FTC, DoJ consider new merger guidelines

Is a merger something you've considered to reduce overhead and streamline operations? Well, be advised that the rules for mergers may be changing right out from under you.

The Federal Trade Commission and Department of Justice have decided to hold a series of public workshops to update their horizontal merger guidelines. This is the first time the agencies have considered updating these guidelines since 1992. (Think a few things have changed in the past 27 years?) The DoJ first adopted merger guidelines in 1968, and over time they've morphed into "horizontal merger guidelines."

Now the DoJ, working with the FTC, is trying to figure out how the guidelines should be changed. They're inviting the public to comment on a wide range of topics, including how well their method of analysis works; how markets should be defined; the definition of price discrimination; the distinction between efficiencies involving fixed and marginal cost savings; and the non-price effects of mergers.

The agency is beginning the process by posting a set of questions about the guidelines on its website. It will hold a series of public hearings in December 2009 and January 2010.

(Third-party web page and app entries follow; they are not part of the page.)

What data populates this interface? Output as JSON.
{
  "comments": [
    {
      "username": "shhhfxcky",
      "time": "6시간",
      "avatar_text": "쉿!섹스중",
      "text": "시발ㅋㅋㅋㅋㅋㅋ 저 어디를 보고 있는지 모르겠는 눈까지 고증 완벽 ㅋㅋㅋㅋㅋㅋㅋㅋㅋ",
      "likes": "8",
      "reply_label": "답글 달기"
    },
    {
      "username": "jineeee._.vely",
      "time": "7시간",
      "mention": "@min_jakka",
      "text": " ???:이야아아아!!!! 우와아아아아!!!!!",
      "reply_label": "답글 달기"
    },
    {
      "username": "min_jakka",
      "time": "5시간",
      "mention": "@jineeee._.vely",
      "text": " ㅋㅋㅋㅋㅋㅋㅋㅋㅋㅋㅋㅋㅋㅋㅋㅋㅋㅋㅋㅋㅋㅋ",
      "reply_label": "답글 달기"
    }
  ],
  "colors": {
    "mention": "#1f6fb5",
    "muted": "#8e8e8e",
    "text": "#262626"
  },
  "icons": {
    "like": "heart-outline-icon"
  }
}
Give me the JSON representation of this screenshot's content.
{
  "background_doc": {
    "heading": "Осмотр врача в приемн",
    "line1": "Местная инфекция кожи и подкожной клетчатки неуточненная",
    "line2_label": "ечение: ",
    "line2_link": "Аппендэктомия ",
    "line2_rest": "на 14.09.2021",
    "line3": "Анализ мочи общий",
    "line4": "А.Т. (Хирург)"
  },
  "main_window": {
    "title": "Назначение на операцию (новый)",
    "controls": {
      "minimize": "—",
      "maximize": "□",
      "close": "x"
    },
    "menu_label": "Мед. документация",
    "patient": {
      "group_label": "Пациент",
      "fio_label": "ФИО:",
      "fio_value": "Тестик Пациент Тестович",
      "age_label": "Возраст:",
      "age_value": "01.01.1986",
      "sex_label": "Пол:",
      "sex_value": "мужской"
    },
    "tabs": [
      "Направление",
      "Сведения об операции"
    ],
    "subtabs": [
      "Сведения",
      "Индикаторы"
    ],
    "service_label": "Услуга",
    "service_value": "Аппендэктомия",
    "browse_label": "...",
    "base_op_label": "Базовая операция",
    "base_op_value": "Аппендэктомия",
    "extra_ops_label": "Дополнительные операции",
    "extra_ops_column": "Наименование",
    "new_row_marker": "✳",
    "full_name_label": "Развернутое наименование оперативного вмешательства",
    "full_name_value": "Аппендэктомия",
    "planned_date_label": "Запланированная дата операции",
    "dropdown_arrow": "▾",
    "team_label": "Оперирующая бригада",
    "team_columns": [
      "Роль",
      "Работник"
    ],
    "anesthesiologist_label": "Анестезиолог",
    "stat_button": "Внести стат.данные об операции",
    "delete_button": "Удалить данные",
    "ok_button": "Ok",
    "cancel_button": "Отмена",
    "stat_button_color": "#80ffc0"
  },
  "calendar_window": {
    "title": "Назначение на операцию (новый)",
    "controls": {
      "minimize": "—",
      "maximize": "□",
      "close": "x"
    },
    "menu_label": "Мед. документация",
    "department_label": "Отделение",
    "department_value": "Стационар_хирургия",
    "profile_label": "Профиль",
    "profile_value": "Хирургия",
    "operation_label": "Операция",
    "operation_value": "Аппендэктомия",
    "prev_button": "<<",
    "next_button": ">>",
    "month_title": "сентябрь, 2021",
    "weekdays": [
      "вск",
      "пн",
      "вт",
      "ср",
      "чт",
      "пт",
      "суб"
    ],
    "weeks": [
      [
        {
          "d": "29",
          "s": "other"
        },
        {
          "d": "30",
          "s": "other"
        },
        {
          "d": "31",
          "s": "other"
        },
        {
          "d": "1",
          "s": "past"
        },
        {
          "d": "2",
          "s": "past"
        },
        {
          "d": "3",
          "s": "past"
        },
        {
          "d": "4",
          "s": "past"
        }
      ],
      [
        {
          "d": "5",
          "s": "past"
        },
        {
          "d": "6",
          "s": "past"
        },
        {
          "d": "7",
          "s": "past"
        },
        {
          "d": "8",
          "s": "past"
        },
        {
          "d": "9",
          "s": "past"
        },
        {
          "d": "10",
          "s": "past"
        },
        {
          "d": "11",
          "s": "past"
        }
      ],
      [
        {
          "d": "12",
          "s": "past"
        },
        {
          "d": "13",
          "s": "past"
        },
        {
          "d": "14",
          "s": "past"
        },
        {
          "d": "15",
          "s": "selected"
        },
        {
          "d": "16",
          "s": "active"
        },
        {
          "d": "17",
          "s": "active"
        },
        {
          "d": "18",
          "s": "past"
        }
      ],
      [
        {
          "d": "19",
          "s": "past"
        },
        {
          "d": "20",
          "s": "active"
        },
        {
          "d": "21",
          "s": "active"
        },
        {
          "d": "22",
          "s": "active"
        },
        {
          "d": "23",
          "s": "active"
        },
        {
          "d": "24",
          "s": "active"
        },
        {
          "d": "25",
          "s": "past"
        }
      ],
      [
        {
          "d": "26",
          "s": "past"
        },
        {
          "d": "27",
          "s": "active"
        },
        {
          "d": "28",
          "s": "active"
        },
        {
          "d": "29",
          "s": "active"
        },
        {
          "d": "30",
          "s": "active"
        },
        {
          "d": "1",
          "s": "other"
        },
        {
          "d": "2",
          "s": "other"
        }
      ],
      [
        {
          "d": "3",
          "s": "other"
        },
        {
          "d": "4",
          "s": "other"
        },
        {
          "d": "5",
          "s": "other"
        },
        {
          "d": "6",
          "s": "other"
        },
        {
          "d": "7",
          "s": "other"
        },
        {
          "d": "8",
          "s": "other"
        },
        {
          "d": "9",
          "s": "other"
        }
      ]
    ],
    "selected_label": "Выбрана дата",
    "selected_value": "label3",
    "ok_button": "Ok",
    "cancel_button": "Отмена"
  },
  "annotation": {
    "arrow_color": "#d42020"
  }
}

To learn more about the proposed changes:
- read this FTC press release